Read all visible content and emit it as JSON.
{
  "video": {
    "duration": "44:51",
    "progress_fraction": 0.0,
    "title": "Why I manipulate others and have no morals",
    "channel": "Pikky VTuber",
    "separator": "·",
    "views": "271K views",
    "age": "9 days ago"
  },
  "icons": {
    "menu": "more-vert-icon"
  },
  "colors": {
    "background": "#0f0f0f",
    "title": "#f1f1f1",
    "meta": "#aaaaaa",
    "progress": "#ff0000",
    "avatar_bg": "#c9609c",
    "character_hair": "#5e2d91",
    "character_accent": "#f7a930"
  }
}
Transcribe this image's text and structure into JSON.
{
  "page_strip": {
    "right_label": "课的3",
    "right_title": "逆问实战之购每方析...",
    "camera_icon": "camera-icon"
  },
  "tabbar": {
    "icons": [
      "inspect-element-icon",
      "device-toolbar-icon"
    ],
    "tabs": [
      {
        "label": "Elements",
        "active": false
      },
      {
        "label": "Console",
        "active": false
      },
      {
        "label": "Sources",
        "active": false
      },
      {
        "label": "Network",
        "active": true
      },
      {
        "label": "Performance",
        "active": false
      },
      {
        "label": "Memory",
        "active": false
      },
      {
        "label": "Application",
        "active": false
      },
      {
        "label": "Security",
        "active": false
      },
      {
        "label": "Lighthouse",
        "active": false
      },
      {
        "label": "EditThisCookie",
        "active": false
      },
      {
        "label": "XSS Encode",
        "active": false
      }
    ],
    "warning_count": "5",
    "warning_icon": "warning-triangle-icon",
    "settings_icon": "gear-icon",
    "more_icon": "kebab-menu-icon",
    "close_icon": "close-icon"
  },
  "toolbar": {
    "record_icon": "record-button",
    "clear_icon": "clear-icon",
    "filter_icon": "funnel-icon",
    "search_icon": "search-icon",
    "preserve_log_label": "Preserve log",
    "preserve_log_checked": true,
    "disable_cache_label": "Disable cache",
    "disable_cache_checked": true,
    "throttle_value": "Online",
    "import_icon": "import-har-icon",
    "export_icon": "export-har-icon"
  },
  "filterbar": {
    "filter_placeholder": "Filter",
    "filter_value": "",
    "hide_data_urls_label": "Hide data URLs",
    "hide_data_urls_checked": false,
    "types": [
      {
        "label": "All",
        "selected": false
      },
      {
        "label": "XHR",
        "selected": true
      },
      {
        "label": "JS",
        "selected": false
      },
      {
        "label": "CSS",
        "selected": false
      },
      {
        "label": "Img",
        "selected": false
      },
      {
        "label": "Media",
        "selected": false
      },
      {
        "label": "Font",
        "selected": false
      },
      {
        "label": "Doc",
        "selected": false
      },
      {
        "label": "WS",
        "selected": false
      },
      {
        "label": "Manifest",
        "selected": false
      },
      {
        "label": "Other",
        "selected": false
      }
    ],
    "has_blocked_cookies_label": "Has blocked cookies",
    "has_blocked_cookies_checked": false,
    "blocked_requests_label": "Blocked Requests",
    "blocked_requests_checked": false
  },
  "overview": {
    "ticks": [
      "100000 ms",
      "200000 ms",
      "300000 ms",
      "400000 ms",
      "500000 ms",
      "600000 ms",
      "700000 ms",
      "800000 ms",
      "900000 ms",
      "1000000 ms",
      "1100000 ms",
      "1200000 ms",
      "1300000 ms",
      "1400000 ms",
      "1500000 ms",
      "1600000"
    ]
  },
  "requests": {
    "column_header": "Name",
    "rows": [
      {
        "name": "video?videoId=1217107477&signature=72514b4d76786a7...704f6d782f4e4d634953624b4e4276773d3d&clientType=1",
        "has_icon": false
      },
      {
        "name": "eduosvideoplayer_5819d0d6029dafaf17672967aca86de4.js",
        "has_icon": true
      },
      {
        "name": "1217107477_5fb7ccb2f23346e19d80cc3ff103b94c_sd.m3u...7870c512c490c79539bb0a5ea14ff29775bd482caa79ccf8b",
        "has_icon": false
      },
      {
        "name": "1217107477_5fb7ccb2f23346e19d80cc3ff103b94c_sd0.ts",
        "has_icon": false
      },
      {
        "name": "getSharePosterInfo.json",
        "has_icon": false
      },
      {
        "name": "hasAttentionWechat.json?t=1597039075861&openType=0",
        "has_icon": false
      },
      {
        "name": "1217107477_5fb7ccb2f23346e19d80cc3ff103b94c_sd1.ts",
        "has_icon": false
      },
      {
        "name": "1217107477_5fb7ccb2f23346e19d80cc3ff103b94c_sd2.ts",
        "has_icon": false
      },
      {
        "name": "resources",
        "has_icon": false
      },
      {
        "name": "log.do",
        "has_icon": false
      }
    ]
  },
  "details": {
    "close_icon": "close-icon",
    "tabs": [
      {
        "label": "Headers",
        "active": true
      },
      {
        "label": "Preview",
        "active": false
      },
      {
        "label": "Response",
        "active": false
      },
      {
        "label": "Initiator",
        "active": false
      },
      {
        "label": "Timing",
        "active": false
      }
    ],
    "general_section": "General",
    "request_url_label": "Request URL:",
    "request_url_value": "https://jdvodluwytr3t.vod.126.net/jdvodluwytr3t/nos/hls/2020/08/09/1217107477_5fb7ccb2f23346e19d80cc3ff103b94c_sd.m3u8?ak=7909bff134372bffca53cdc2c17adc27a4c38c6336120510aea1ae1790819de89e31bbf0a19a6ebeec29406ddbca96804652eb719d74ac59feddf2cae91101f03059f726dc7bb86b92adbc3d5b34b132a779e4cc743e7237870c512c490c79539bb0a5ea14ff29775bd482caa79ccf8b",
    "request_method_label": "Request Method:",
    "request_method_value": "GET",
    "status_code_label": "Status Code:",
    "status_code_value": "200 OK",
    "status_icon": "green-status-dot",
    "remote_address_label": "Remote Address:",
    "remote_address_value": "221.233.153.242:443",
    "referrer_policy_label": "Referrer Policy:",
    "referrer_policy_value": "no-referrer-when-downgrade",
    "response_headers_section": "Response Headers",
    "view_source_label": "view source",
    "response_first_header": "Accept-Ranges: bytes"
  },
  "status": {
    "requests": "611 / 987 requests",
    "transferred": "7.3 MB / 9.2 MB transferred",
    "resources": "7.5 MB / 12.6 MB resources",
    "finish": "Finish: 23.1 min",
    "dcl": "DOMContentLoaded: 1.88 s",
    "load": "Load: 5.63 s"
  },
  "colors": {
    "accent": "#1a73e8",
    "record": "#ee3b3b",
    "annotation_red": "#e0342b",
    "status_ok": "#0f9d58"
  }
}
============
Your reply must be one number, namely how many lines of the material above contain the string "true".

#### Finished exercise
6